My ungodly Guide being much before me, within a mile of Newport, I came to a boggy-quagmire miry, rotten, filthy, dirty, slow, through, over, or into which I must pass; I not knowing the way, called aloud to the Guid to come back to direct me, which he did; but I having no switch or spur (for correction) the horse would obey no direction; so that at last the Guide said there was no danger, but that I might ride through it anywhere.
Then I with kicking set my heels to horse,
Advent’ring to ride through it force perforce:
My Guide’s misguiding made me much the bolder
The horse fell in, quite plung’d up to the shoulder.
I forward fell, and backward fell the Maid,
Man, Maid, and horse in curious pickle laid,
And never Ear did hear, or Eye did see
Such a pair-Royal fair Triplicity.1
The danger past, we each on other gaping;
Not angry, or well pleas’d, we fell to scraping:

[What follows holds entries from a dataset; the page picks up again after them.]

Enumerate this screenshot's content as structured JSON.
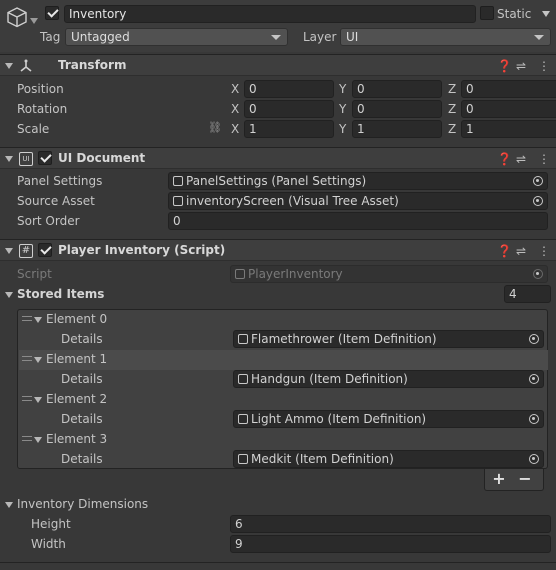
{
  "gameobject": {
    "name": "Inventory",
    "static_label": "Static",
    "tag_label": "Tag",
    "tag_value": "Untagged",
    "layer_label": "Layer",
    "layer_value": "UI"
  },
  "transform": {
    "title": "Transform",
    "rows": [
      {
        "label": "Position",
        "x": "0",
        "y": "0",
        "z": "0"
      },
      {
        "label": "Rotation",
        "x": "0",
        "y": "0",
        "z": "0"
      },
      {
        "label": "Scale",
        "x": "1",
        "y": "1",
        "z": "1"
      }
    ],
    "axis_labels": [
      "X",
      "Y",
      "Z"
    ]
  },
  "ui_document": {
    "title": "UI Document",
    "panel_settings_label": "Panel Settings",
    "panel_settings_value": "PanelSettings (Panel Settings)",
    "source_asset_label": "Source Asset",
    "source_asset_value": "inventoryScreen (Visual Tree Asset)",
    "sort_order_label": "Sort Order",
    "sort_order_value": "0"
  },
  "player_inventory": {
    "title": "Player Inventory (Script)",
    "script_label": "Script",
    "script_value": "PlayerInventory",
    "stored_items_label": "Stored Items",
    "stored_items_count": "4",
    "details_label": "Details",
    "elements": [
      {
        "label": "Element 0",
        "details": "Flamethrower (Item Definition)"
      },
      {
        "label": "Element 1",
        "details": "Handgun (Item Definition)"
      },
      {
        "label": "Element 2",
        "details": "Light Ammo (Item Definition)"
      },
      {
        "label": "Element 3",
        "details": "Medkit (Item Definition)"
      }
    ],
    "add_label": "+",
    "remove_label": "−",
    "dimensions_label": "Inventory Dimensions",
    "height_label": "Height",
    "height_value": "6",
    "width_label": "Width",
    "width_value": "9"
  },
  "colors": {
    "background": "#383838",
    "field": "#2a2a2a",
    "header": "#3e3e3e"
  }
}
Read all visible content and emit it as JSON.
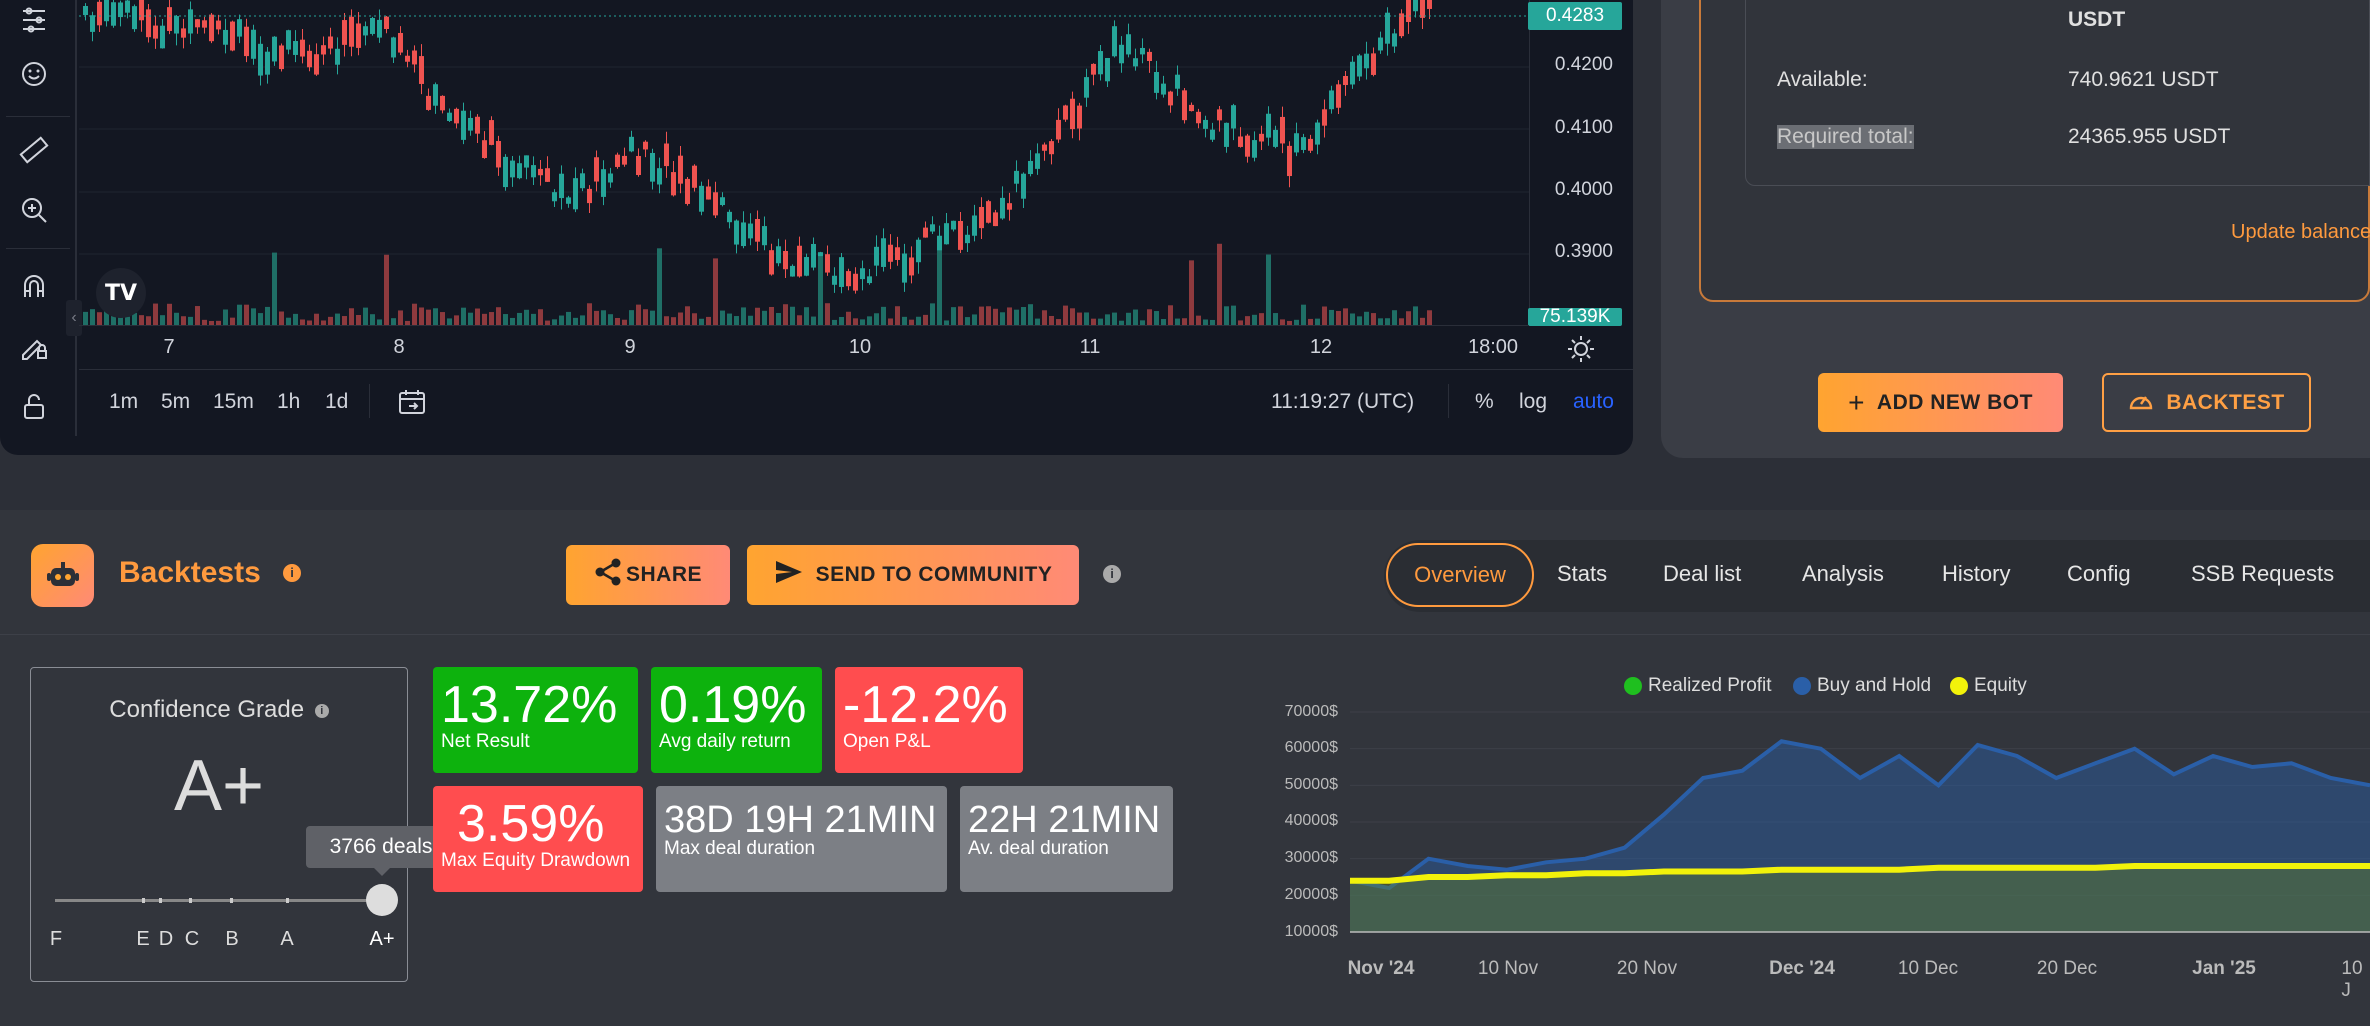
{
  "chart": {
    "price_labels": [
      "0.4200",
      "0.4100",
      "0.4000",
      "0.3900"
    ],
    "current_price": "0.4283",
    "volume_tag": "75.139K",
    "time_labels": [
      "7",
      "8",
      "9",
      "10",
      "11",
      "12",
      "18:00"
    ],
    "timeframes": [
      "1m",
      "5m",
      "15m",
      "1h",
      "1d"
    ],
    "clock": "11:19:27 (UTC)",
    "scale_options": {
      "percent": "%",
      "log": "log",
      "auto": "auto"
    },
    "logo_text": "TV",
    "colors": {
      "up": "#26a69a",
      "down": "#ef5350",
      "up_vol": "#1f6f66",
      "down_vol": "#8e3a3e"
    },
    "toolbar_icons": [
      "settings-sliders-icon",
      "emoji-icon",
      "ruler-icon",
      "zoom-in-icon",
      "magnet-icon",
      "pencil-lock-icon",
      "unlock-icon"
    ]
  },
  "balance": {
    "currency_top": "USDT",
    "available_label": "Available:",
    "available_value": "740.9621 USDT",
    "required_label": "Required total:",
    "required_value": "24365.955 USDT",
    "update_link": "Update balance"
  },
  "actions": {
    "add_bot": "ADD NEW BOT",
    "backtest": "BACKTEST"
  },
  "backtests": {
    "title": "Backtests",
    "share": "SHARE",
    "send_community": "SEND TO COMMUNITY",
    "tabs": [
      "Overview",
      "Stats",
      "Deal list",
      "Analysis",
      "History",
      "Config",
      "SSB Requests"
    ],
    "active_tab": "Overview"
  },
  "grade": {
    "title": "Confidence Grade",
    "value": "A+",
    "tooltip": "3766 deals",
    "marks": [
      "F",
      "E",
      "D",
      "C",
      "B",
      "A",
      "A+"
    ]
  },
  "metrics": [
    {
      "value": "13.72%",
      "label": "Net Result",
      "color": "green"
    },
    {
      "value": "0.19%",
      "label": "Avg daily return",
      "color": "green"
    },
    {
      "value": "-12.2%",
      "label": "Open P&L",
      "color": "red"
    },
    {
      "value": "3.59%",
      "label": "Max Equity Drawdown",
      "color": "red"
    },
    {
      "value": "38D 19H 21MIN",
      "label": "Max deal duration",
      "color": "grey"
    },
    {
      "value": "22H 21MIN",
      "label": "Av. deal duration",
      "color": "grey"
    }
  ],
  "chart_data": {
    "type": "area",
    "title": "",
    "legend": [
      "Realized Profit",
      "Buy and Hold",
      "Equity"
    ],
    "legend_colors": [
      "#1fbf1f",
      "#2a5fa8",
      "#f2f20a"
    ],
    "y_ticks": [
      "70000$",
      "60000$",
      "50000$",
      "40000$",
      "30000$",
      "20000$",
      "10000$"
    ],
    "ylim": [
      10000,
      70000
    ],
    "x_ticks": [
      "Nov '24",
      "10 Nov",
      "20 Nov",
      "Dec '24",
      "10 Dec",
      "20 Dec",
      "Jan '25",
      "10 J"
    ],
    "series": [
      {
        "name": "Buy and Hold",
        "values": [
          24000,
          22000,
          30000,
          28000,
          27000,
          29000,
          30000,
          33000,
          42000,
          52000,
          54000,
          62000,
          60000,
          52000,
          58000,
          50000,
          61000,
          58000,
          52000,
          56000,
          60000,
          53000,
          58000,
          55000,
          56000,
          52000,
          50000
        ]
      },
      {
        "name": "Equity",
        "values": [
          24000,
          24000,
          25000,
          25000,
          25500,
          25500,
          26000,
          26000,
          26500,
          26500,
          26500,
          27000,
          27000,
          27000,
          27000,
          27500,
          27500,
          27500,
          27500,
          27500,
          28000,
          28000,
          28000,
          28000,
          28000,
          28000,
          28000
        ]
      }
    ]
  }
}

Sometimes we fretted, and our lips did bite,
And sometimes (at our selves) we laughed out right.
I scraped my self: the Maid, the Hostler dressed.
The Horse looked on, uncurried like a beast.
Thus we to Newport came in gay attire,
Embroidered over all with dirt and mire:
And thus from Cowes we tumbled in the sloughs,
Man, Maid, and horse, moil’d like three beastly sows:
’Twas my base guide that put me in this trim,
For which abuse I’ll have about with him:
The Devil misleads us all, we plainly see,
And that same stinking Hostler misled me.
First in a Knave’s skin I will wrap him hot,
Which he shall always wear until it rot:
My prayer for him shall be this execration,
Let him be nasty in his occupation:
Oh let his provender be ever musty,
His hay be most distasteful, foul, and dusty:
His Peas, and Beans, and Oats most odious fusty,
And’s curry comb2 (for want of use) be rusty:
Thus musty, dusty, fusty, rusty, crusty,
Shall plague the Knave that was to me untrusty.
In Urine, and Beast’s Ordure let him toil:
Soil be his trade, yet ne’er be Lord o’th’ soil.
Let boot haling be most part of his living:
Let Guests be sparing to him in their giving:
Under his Rack let him in tortures lie,
And (in his Manger) let him stink and die:
And let the preaching Cobbler at Blackwall
Be 3 hours prating at his funeral:
Let him be grav’d in his own Element:
Let litter, and horse dung be his monument.
[Well, that’s him told!]
Taylor also wrote about card games of the time, and this refers to three cards of the same value.
A horse comb.